You can usually make an excuse to squeeze a prototype circuit boards trace between pads on an SOIC. It’s a little tight (you might want to run most of the board with 10 mil (0.4mm) minimum trace width and clearance rules) but it should come out okay (maybe the cheapest board houses will sometimes make a mistake on it).
Beware of built-in library footprints. They almost universally are poor. Chip resistors/capacitors, for instance, have a heel gap (inside space between pads, also the gap between metal connections on the ends) that is often way too high (fails IPC standards = solders poorly) or too small (you can’t even get one trace through). Likewise with SOICs, SOTs, etc., there are all kinds. You can always find footprints from the manufacturers and compare them. PITA, but worth it in the end, and you get a library with parts that meet your preferences.

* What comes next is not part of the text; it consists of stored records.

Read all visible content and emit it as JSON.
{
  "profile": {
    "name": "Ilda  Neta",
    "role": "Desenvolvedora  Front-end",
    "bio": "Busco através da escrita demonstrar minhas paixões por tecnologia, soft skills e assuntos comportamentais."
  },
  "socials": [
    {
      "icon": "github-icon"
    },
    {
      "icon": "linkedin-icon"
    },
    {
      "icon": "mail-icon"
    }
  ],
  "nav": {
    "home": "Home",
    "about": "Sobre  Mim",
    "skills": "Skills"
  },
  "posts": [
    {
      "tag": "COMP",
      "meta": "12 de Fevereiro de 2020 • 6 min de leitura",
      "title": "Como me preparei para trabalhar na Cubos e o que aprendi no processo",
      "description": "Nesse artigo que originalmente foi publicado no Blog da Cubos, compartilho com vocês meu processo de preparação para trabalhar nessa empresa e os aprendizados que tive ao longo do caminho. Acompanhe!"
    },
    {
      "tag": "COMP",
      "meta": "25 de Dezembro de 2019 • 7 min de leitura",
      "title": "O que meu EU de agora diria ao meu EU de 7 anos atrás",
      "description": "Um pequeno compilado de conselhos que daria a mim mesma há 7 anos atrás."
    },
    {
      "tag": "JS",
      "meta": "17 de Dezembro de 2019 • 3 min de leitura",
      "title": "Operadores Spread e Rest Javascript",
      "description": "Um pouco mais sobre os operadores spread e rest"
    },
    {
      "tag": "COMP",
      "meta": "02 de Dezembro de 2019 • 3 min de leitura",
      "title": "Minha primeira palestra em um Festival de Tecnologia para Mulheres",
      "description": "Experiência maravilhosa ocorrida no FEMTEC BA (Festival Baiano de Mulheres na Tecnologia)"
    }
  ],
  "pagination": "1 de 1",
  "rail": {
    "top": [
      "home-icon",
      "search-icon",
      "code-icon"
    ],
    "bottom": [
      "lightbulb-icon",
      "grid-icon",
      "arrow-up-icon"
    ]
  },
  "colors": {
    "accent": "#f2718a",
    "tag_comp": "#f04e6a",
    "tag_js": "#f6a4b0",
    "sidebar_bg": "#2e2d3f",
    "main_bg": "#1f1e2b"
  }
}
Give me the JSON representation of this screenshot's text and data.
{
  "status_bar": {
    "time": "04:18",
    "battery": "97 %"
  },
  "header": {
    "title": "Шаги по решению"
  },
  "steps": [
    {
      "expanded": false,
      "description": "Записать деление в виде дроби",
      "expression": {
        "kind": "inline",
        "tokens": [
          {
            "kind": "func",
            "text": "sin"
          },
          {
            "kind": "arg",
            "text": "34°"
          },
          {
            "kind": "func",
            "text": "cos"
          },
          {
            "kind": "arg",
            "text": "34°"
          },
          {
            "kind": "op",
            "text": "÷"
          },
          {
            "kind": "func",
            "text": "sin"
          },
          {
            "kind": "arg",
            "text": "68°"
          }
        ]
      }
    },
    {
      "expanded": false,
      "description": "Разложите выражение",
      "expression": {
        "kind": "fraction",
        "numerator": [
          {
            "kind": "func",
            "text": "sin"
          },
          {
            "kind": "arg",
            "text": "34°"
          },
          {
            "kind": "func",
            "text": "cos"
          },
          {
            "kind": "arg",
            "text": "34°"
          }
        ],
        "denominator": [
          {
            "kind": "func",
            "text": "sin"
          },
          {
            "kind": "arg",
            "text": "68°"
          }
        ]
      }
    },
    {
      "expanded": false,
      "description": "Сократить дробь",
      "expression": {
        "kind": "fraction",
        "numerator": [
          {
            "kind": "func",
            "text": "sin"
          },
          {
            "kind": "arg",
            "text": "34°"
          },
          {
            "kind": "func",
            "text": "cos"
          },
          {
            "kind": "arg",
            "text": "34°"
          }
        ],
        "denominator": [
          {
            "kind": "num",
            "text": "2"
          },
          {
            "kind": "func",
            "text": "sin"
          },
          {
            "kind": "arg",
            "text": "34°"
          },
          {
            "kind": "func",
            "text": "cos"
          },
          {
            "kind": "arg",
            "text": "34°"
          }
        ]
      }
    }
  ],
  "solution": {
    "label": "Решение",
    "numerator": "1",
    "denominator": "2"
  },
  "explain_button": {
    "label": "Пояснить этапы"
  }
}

That’s just the parts that you need for soldering; often, the silkscreen isn’t quite right, or the 3D model data (if present at all) is poor. (If you want a really good looking one, it seems like you have no choice but to go out of your way and make the model yourself in SolidWorks, assuming you can import a compatible format like STEP.) Not that mechanical data (like 3D) is important for good flexible PCB design, but it is helpful for considering the assembly layout, especially if you’re constrained on space in the mechanical design of the project.
it is probably not going to get as many traces underneath a given part, but on the other hand, you can attempt to place all SMT on a single side, which keeps the back side completely clear, and use vias and traces as jumper wires.
If you’re doing handmade boards, you’ll also want to minimize vias.
The circuit was easy to lay out with almost no vias. Only a few are used to tie the local ground (which is a sinuous trace, and ought to be poured like I said) to the back side ground plane, and to route supply voltage. For vias, I used 25 mil holes and 26AWG wire nubs soldered on both sides.